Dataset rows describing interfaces
......
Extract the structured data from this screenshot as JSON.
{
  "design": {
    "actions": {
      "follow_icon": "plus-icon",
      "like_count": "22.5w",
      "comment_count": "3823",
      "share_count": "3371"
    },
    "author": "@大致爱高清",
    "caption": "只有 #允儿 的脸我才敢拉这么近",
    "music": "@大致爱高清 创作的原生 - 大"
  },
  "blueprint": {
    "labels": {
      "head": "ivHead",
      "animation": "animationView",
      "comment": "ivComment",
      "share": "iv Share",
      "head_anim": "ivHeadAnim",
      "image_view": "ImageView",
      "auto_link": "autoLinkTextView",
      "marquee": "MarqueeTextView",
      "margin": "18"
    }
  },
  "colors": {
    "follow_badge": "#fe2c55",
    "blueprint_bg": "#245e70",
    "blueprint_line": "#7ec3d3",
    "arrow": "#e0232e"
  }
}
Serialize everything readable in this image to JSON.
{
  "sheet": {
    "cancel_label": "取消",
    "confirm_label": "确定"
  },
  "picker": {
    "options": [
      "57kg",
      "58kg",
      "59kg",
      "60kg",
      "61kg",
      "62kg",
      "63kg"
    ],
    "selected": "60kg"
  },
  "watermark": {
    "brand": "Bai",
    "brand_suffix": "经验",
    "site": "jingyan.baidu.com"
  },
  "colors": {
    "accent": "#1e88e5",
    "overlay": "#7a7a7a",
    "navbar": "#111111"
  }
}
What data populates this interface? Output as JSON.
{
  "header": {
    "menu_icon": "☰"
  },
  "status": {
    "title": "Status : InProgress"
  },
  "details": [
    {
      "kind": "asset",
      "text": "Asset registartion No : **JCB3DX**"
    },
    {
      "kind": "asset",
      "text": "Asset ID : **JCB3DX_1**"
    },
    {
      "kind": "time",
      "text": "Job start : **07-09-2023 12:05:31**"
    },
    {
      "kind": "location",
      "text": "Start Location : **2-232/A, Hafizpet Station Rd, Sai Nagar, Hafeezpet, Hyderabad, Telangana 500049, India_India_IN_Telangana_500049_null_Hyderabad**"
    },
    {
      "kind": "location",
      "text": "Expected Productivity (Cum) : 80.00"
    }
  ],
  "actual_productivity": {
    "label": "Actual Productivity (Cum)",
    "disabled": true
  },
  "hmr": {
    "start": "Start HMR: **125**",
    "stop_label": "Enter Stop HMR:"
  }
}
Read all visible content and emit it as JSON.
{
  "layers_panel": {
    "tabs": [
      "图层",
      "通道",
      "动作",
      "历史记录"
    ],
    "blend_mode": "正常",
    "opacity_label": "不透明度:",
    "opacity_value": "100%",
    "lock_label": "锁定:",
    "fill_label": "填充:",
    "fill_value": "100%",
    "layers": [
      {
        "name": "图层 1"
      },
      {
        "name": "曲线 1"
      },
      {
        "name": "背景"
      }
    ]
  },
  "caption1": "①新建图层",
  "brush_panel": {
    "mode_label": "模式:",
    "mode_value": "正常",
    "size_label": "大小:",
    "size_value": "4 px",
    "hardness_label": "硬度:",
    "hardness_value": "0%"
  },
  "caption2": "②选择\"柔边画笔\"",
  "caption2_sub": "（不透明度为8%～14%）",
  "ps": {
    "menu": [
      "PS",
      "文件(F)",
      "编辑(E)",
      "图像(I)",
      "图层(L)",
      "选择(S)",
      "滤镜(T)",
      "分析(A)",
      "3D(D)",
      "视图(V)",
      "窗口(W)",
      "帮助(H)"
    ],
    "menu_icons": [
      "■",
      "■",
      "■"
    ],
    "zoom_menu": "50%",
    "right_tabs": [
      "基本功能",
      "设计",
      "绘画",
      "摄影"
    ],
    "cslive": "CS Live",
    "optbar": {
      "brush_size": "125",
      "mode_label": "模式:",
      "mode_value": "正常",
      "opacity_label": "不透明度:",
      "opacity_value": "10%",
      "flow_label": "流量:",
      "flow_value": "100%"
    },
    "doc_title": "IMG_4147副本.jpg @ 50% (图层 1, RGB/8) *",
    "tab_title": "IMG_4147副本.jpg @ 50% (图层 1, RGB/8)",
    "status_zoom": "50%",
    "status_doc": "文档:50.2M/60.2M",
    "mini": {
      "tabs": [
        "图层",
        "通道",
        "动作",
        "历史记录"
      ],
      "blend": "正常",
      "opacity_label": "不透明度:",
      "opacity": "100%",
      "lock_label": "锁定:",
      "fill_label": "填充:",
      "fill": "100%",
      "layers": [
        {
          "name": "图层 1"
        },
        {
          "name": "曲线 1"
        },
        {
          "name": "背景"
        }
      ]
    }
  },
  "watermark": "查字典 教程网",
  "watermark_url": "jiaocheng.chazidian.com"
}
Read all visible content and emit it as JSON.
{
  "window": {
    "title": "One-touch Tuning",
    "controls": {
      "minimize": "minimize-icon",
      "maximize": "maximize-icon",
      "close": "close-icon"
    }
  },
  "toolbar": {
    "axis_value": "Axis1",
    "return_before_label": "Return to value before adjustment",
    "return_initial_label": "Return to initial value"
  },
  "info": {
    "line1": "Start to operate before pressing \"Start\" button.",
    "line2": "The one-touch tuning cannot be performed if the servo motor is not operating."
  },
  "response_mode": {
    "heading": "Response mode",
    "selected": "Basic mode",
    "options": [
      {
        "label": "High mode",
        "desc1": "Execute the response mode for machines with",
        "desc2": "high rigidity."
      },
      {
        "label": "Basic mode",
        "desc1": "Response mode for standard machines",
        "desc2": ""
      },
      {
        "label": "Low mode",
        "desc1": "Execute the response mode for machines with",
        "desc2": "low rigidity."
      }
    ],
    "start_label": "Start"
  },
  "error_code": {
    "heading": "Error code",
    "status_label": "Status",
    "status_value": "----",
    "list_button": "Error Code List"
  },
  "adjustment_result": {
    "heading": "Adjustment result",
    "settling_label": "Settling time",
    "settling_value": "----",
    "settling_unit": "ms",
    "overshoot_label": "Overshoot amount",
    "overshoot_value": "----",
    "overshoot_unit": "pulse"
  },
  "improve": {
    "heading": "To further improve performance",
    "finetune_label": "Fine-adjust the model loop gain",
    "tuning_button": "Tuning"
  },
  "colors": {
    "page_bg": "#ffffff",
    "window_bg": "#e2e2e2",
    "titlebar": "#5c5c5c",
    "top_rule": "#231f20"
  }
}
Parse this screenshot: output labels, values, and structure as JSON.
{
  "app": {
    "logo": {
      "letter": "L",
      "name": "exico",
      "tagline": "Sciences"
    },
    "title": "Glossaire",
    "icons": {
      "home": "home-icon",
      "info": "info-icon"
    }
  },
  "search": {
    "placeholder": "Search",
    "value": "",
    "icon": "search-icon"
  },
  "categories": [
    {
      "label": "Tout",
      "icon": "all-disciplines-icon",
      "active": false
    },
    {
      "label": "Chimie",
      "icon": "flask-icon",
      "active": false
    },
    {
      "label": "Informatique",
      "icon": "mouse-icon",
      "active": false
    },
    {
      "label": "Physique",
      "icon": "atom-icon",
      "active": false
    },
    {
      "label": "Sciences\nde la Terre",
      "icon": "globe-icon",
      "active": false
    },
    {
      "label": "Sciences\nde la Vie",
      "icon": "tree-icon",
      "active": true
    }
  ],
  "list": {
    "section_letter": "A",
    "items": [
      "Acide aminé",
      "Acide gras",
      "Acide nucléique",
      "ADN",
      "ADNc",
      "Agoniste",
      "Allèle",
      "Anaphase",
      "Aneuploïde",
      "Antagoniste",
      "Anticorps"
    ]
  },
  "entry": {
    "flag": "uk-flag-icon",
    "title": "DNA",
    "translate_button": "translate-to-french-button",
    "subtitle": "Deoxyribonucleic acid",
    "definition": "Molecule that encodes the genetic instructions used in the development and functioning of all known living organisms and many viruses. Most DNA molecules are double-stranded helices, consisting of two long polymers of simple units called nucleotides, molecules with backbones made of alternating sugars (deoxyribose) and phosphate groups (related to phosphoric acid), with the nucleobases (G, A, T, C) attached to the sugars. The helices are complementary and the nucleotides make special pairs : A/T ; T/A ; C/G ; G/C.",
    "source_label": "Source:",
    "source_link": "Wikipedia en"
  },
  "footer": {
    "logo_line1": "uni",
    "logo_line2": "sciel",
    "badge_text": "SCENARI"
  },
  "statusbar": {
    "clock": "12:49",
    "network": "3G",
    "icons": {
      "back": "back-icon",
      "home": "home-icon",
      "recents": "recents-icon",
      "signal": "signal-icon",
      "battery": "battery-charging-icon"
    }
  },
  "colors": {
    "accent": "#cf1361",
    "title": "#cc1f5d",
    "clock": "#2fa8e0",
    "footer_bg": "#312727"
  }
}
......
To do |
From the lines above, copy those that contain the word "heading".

Result of the exercise |
    "heading": "Response mode",
    "heading": "Error code",
    "heading": "Adjustment result",
    "heading": "To further improve performance",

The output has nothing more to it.